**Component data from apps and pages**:
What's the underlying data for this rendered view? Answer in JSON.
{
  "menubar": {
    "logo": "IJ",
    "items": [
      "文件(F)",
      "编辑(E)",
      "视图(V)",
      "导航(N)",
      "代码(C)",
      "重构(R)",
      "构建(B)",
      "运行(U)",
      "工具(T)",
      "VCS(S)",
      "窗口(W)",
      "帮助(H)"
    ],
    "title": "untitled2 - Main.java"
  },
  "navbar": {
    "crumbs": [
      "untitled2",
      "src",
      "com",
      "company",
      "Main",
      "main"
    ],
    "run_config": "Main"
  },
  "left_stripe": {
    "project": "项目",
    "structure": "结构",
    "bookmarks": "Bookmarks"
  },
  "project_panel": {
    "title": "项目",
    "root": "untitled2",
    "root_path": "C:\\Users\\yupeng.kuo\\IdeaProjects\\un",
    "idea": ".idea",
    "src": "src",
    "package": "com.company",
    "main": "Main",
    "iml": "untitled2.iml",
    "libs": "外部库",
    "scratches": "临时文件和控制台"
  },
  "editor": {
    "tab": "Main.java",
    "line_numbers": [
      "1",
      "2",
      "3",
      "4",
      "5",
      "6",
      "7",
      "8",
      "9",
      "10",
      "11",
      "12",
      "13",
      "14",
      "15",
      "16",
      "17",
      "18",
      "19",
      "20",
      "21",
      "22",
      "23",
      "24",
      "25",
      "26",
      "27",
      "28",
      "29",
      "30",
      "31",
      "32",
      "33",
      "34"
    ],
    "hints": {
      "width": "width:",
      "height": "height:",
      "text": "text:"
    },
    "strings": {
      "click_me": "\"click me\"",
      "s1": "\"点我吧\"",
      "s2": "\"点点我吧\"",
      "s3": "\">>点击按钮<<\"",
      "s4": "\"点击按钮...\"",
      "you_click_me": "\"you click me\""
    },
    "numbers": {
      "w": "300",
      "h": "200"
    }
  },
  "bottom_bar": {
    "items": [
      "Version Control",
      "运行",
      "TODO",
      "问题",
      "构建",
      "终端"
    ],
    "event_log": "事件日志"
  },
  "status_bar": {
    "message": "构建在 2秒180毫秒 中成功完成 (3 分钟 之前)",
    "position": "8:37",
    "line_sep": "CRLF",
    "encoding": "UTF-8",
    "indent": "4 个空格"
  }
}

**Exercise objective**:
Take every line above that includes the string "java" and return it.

**Expected answer**:
    "title": "untitled2 - Main.java"
    "tab": "Main.java",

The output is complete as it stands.